DESCRIPTION OF THE TASK
Pull from the data below each line where the word "time" occurs, and copy it.

=== Begin Enclosure ===

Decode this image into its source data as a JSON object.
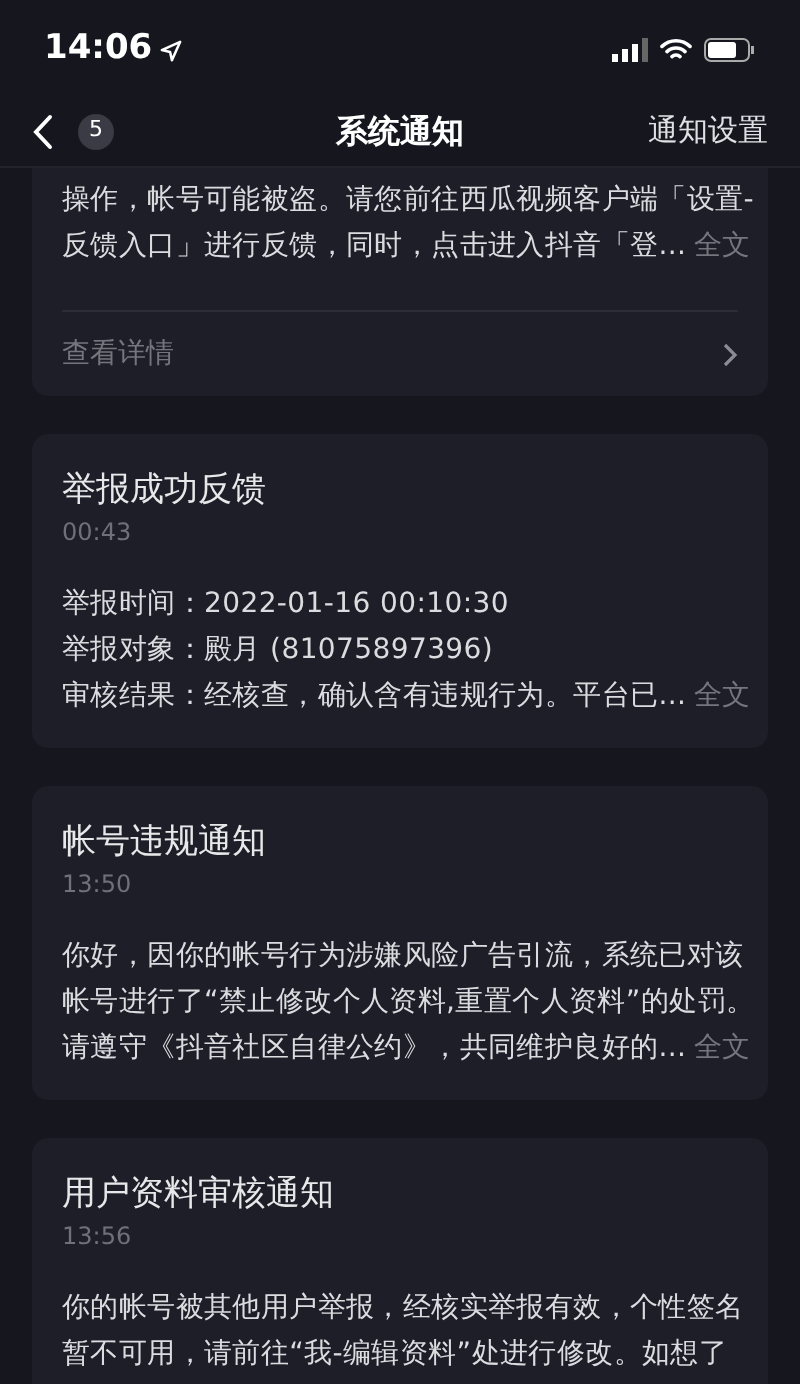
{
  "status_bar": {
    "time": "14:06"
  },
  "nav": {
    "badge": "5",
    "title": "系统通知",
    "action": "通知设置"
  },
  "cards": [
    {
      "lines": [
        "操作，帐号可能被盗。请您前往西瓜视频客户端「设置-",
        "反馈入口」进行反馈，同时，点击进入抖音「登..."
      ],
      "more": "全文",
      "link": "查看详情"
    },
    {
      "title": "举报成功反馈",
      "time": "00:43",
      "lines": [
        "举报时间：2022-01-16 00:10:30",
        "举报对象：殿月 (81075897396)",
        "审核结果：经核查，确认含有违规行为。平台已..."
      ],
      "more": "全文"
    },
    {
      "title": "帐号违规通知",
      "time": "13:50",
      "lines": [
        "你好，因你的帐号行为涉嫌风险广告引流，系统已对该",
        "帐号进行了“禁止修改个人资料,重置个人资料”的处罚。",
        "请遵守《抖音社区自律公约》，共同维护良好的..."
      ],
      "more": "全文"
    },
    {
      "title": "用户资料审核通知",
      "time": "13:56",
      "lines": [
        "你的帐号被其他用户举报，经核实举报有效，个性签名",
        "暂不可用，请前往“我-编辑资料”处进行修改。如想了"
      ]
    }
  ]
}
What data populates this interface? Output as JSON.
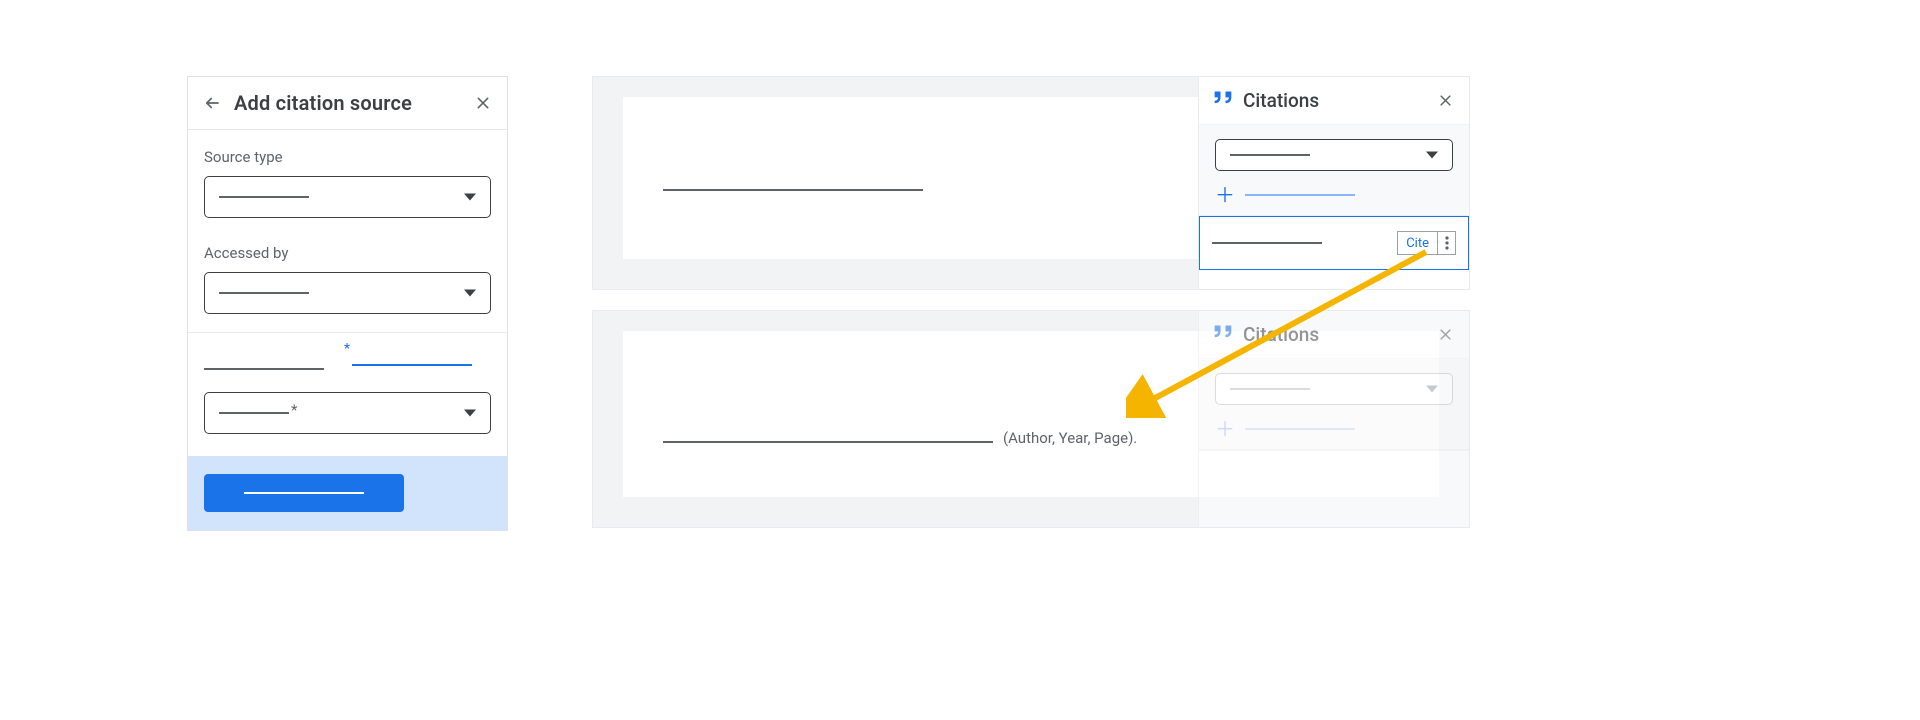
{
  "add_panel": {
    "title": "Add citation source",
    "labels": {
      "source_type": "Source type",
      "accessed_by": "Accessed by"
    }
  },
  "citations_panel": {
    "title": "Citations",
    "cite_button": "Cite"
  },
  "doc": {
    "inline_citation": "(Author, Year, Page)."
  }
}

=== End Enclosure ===

YOUR SOLUTION
    "time": "14:06"
      "time": "00:43",
      "time": "13:50",
      "time": "13:56",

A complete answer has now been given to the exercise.